- WHAT THE TASK ASKS -
Exactness is required. Restate every entry as written.

(Collected data entries)
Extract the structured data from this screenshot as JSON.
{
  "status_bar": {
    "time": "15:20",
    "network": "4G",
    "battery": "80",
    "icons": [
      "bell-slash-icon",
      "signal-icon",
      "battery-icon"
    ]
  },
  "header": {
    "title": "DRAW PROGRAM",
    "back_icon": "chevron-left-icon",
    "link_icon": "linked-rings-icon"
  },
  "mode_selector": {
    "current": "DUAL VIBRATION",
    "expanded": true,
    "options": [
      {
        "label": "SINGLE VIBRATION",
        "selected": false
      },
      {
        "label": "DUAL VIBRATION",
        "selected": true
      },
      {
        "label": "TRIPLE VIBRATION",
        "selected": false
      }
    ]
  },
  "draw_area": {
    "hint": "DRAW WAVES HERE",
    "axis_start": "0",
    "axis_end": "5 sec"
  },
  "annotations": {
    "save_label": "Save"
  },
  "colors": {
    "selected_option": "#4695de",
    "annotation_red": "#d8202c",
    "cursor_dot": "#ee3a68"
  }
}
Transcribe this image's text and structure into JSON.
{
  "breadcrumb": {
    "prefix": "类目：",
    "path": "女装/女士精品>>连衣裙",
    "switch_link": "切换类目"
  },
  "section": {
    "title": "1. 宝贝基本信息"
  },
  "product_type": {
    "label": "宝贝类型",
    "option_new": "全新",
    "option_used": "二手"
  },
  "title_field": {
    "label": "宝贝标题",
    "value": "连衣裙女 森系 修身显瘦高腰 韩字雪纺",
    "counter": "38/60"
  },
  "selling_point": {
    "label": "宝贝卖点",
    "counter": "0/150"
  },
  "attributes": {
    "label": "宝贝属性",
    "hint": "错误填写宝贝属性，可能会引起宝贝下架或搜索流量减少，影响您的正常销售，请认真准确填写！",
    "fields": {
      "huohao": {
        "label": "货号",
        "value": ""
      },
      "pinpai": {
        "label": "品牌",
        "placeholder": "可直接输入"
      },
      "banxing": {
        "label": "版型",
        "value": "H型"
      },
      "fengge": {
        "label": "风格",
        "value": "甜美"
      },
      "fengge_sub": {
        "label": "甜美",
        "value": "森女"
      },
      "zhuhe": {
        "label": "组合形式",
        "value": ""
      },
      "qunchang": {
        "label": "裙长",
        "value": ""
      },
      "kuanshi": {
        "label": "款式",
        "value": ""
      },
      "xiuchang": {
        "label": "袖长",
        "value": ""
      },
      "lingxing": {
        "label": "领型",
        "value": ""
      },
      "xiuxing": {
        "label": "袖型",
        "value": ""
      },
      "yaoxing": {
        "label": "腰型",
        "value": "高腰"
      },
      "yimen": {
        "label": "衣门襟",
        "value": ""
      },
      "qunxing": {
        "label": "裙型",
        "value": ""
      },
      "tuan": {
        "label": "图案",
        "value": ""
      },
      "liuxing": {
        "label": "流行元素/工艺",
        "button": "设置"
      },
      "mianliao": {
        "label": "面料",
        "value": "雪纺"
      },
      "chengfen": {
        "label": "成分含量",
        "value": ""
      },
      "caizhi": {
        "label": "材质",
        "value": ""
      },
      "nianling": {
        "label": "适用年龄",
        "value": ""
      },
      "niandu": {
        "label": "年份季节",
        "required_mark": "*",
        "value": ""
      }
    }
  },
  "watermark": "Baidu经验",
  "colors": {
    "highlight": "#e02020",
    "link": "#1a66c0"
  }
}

- SOLUTION TO THE PROBLEM -
Extract the structured data from this screenshot as JSON.
{
  "status_bar": {
    "time": "15:20",
    "network": "4G",
    "battery": "80",
    "icons": [
      "bell-slash-icon",
      "signal-icon",
      "battery-icon"
    ]
  },
  "header": {
    "title": "DRAW PROGRAM",
    "back_icon": "chevron-left-icon",
    "link_icon": "linked-rings-icon"
  },
  "mode_selector": {
    "current": "DUAL VIBRATION",
    "expanded": true,
    "options": [
      {
        "label": "SINGLE VIBRATION",
        "selected": false
      },
      {
        "label": "DUAL VIBRATION",
        "selected": true
      },
      {
        "label": "TRIPLE VIBRATION",
        "selected": false
      }
    ]
  },
  "draw_area": {
    "hint": "DRAW WAVES HERE",
    "axis_start": "0",
    "axis_end": "5 sec"
  },
  "annotations": {
    "save_label": "Save"
  },
  "colors": {
    "selected_option": "#4695de",
    "annotation_red": "#d8202c",
    "cursor_dot": "#ee3a68"
  }
}
Transcribe this image's text and structure into JSON.
{
  "breadcrumb": {
    "prefix": "类目：",
    "path": "女装/女士精品>>连衣裙",
    "switch_link": "切换类目"
  },
  "section": {
    "title": "1. 宝贝基本信息"
  },
  "product_type": {
    "label": "宝贝类型",
    "option_new": "全新",
    "option_used": "二手"
  },
  "title_field": {
    "label": "宝贝标题",
    "value": "连衣裙女 森系 修身显瘦高腰 韩字雪纺",
    "counter": "38/60"
  },
  "selling_point": {
    "label": "宝贝卖点",
    "counter": "0/150"
  },
  "attributes": {
    "label": "宝贝属性",
    "hint": "错误填写宝贝属性，可能会引起宝贝下架或搜索流量减少，影响您的正常销售，请认真准确填写！",
    "fields": {
      "huohao": {
        "label": "货号",
        "value": ""
      },
      "pinpai": {
        "label": "品牌",
        "placeholder": "可直接输入"
      },
      "banxing": {
        "label": "版型",
        "value": "H型"
      },
      "fengge": {
        "label": "风格",
        "value": "甜美"
      },
      "fengge_sub": {
        "label": "甜美",
        "value": "森女"
      },
      "zhuhe": {
        "label": "组合形式",
        "value": ""
      },
      "qunchang": {
        "label": "裙长",
        "value": ""
      },
      "kuanshi": {
        "label": "款式",
        "value": ""
      },
      "xiuchang": {
        "label": "袖长",
        "value": ""
      },
      "lingxing": {
        "label": "领型",
        "value": ""
      },
      "xiuxing": {
        "label": "袖型",
        "value": ""
      },
      "yaoxing": {
        "label": "腰型",
        "value": "高腰"
      },
      "yimen": {
        "label": "衣门襟",
        "value": ""
      },
      "qunxing": {
        "label": "裙型",
        "value": ""
      },
      "tuan": {
        "label": "图案",
        "value": ""
      },
      "liuxing": {
        "label": "流行元素/工艺",
        "button": "设置"
      },
      "mianliao": {
        "label": "面料",
        "value": "雪纺"
      },
      "chengfen": {
        "label": "成分含量",
        "value": ""
      },
      "caizhi": {
        "label": "材质",
        "value": ""
      },
      "nianling": {
        "label": "适用年龄",
        "value": ""
      },
      "niandu": {
        "label": "年份季节",
        "required_mark": "*",
        "value": ""
      }
    }
  },
  "watermark": "Baidu经验",
  "colors": {
    "highlight": "#e02020",
    "link": "#1a66c0"
  }
}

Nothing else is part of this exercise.